How to complete this task: Search the data for the string "quote", and report each line where it is found.

App and web page records
- - - - - - -

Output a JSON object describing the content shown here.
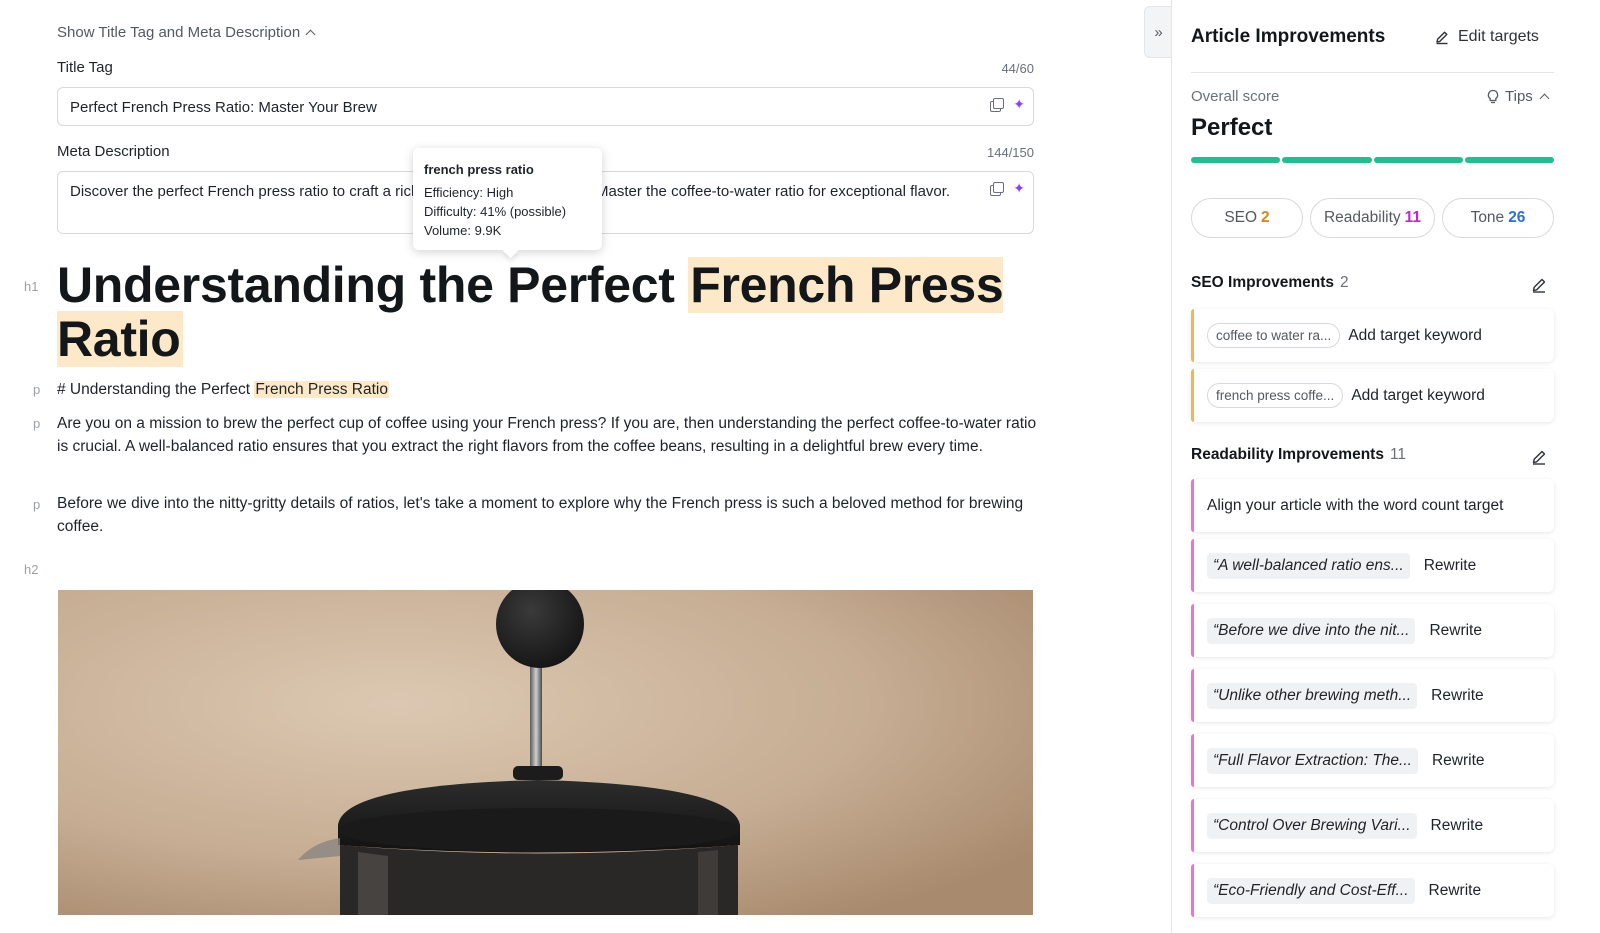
{
  "editor": {
    "meta_toggle": "Show Title Tag and Meta Description",
    "title_tag": {
      "label": "Title Tag",
      "count": "44/60",
      "value": "Perfect French Press Ratio: Master Your Brew"
    },
    "meta_description": {
      "label": "Meta Description",
      "count": "144/150",
      "value": "Discover the perfect French press ratio to craft a rich, delicious cup every time. Master the coffee-to-water ratio for exceptional flavor."
    },
    "tooltip": {
      "title": "french press ratio",
      "efficiency": "Efficiency: High",
      "difficulty": "Difficulty: 41% (possible)",
      "volume": "Volume: 9.9K"
    },
    "gutter": {
      "h1": "h1",
      "p": "p",
      "h2": "h2"
    },
    "h1": {
      "text_before": "Understanding the Perfect ",
      "highlight": "French Press Ratio"
    },
    "paragraphs": [
      {
        "prefix": "# Understanding the Perfect ",
        "highlight": "French Press Ratio"
      },
      {
        "text": "Are you on a mission to brew the perfect cup of coffee using your French press? If you are, then understanding the perfect coffee-to-water ratio is crucial. A well-balanced ratio ensures that you extract the right flavors from the coffee beans, resulting in a delightful brew every time."
      },
      {
        "text": "Before we dive into the nitty-gritty details of ratios, let's take a moment to explore why the French press is such a beloved method for brewing coffee."
      }
    ]
  },
  "panel": {
    "title": "Article Improvements",
    "edit_targets": "Edit targets",
    "overall_score_label": "Overall score",
    "tips": "Tips",
    "score_value": "Perfect",
    "score_color": "#1fbf8f",
    "tabs": [
      {
        "label": "SEO",
        "count": "2",
        "color": "#d9861a"
      },
      {
        "label": "Readability",
        "count": "11",
        "color": "#c026d3"
      },
      {
        "label": "Tone",
        "count": "26",
        "color": "#2f6fd6"
      }
    ],
    "seo_section": {
      "title": "SEO Improvements",
      "count": "2",
      "items": [
        {
          "keyword": "coffee to water ra...",
          "action": "Add target keyword"
        },
        {
          "keyword": "french press coffe...",
          "action": "Add target keyword"
        }
      ]
    },
    "readability_section": {
      "title": "Readability Improvements",
      "count": "11",
      "word_count_item": "Align your article with the word count target",
      "items": [
        {
          "quote": "“A well-balanced ratio ens...",
          "action": "Rewrite"
        },
        {
          "quote": "“Before we dive into the nit...",
          "action": "Rewrite"
        },
        {
          "quote": "“Unlike other brewing meth...",
          "action": "Rewrite"
        },
        {
          "quote": "“Full Flavor Extraction: The...",
          "action": "Rewrite"
        },
        {
          "quote": "“Control Over Brewing Vari...",
          "action": "Rewrite"
        },
        {
          "quote": "“Eco-Friendly and Cost-Eff...",
          "action": "Rewrite"
        }
      ]
    }
  }
}
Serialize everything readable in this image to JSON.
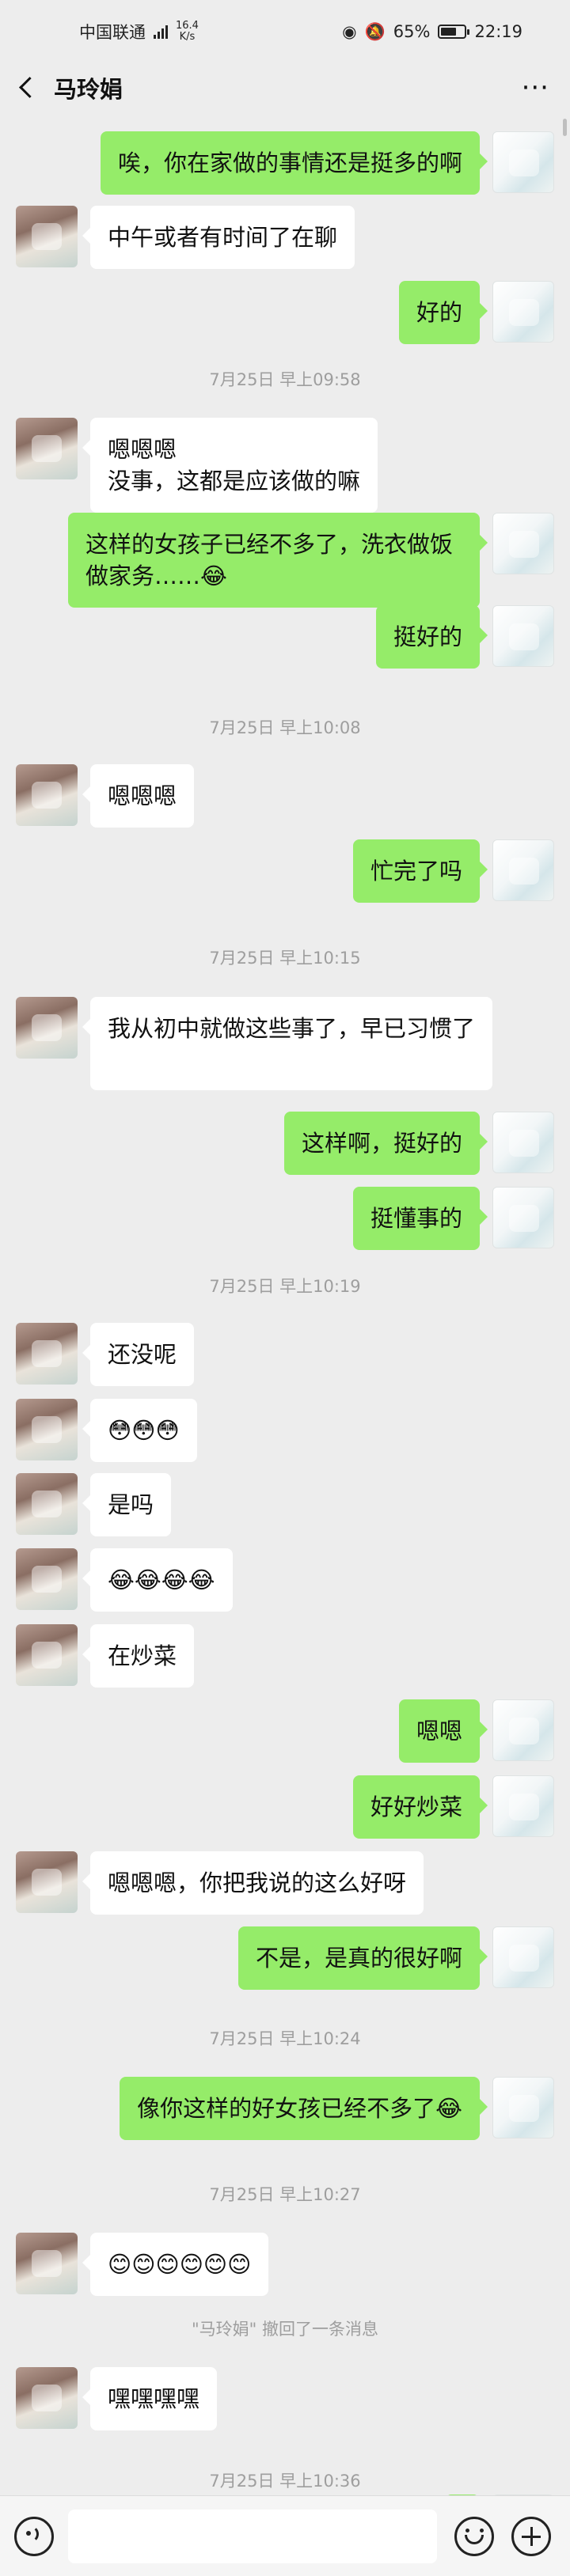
{
  "status_bar": {
    "carrier": "中国联通",
    "network_speed": "16.4\nK/s",
    "battery": "65%",
    "battery_level": 0.65,
    "time": "22:19"
  },
  "header": {
    "title": "马玲娟"
  },
  "messages": [
    {
      "type": "msg",
      "side": "right",
      "text": "唉，你在家做的事情还是挺多的啊"
    },
    {
      "type": "msg",
      "side": "left",
      "text": "中午或者有时间了在聊"
    },
    {
      "type": "msg",
      "side": "right",
      "text": "好的"
    },
    {
      "type": "time",
      "text": "7月25日 早上09:58"
    },
    {
      "type": "msg",
      "side": "left",
      "text": "嗯嗯嗯\n没事，这都是应该做的嘛"
    },
    {
      "type": "msg",
      "side": "right",
      "text": "这样的女孩子已经不多了，洗衣做饭做家务……😂"
    },
    {
      "type": "msg",
      "side": "right",
      "text": "挺好的"
    },
    {
      "type": "time",
      "text": "7月25日 早上10:08"
    },
    {
      "type": "msg",
      "side": "left",
      "text": "嗯嗯嗯"
    },
    {
      "type": "msg",
      "side": "right",
      "text": "忙完了吗"
    },
    {
      "type": "time",
      "text": "7月25日 早上10:15"
    },
    {
      "type": "msg",
      "side": "left",
      "text": "我从初中就做这些事了，早已习惯了"
    },
    {
      "type": "msg",
      "side": "right",
      "text": "这样啊，挺好的"
    },
    {
      "type": "msg",
      "side": "right",
      "text": "挺懂事的"
    },
    {
      "type": "time",
      "text": "7月25日 早上10:19"
    },
    {
      "type": "msg",
      "side": "left",
      "text": "还没呢"
    },
    {
      "type": "msg",
      "side": "left",
      "text": "😳😳😳"
    },
    {
      "type": "msg",
      "side": "left",
      "text": "是吗"
    },
    {
      "type": "msg",
      "side": "left",
      "text": "😂😂😂😂"
    },
    {
      "type": "msg",
      "side": "left",
      "text": "在炒菜"
    },
    {
      "type": "msg",
      "side": "right",
      "text": "嗯嗯"
    },
    {
      "type": "msg",
      "side": "right",
      "text": "好好炒菜"
    },
    {
      "type": "msg",
      "side": "left",
      "text": "嗯嗯嗯，你把我说的这么好呀"
    },
    {
      "type": "msg",
      "side": "right",
      "text": "不是，是真的很好啊"
    },
    {
      "type": "time",
      "text": "7月25日 早上10:24"
    },
    {
      "type": "msg",
      "side": "right",
      "text": "像你这样的好女孩已经不多了😂"
    },
    {
      "type": "time",
      "text": "7月25日 早上10:27"
    },
    {
      "type": "msg",
      "side": "left",
      "text": "😊😊😊😊😊😊"
    },
    {
      "type": "time",
      "text": "\"马玲娟\" 撤回了一条消息"
    },
    {
      "type": "msg",
      "side": "left",
      "text": "嘿嘿嘿嘿"
    },
    {
      "type": "time",
      "text": "7月25日 早上10:36"
    },
    {
      "type": "msg",
      "side": "right",
      "text": ""
    }
  ],
  "input_bar": {
    "voice_icon": "voice-icon",
    "emoji_icon": "emoji-icon",
    "plus_icon": "plus-icon"
  }
}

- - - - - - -

Solution to this exercise:
          "quote": "“A well-balanced ratio ens...",
          "quote": "“Before we dive into the nit...",
          "quote": "“Unlike other brewing meth...",
          "quote": "“Full Flavor Extraction: The...",
          "quote": "“Control Over Brewing Vari...",
          "quote": "“Eco-Friendly and Cost-Eff...",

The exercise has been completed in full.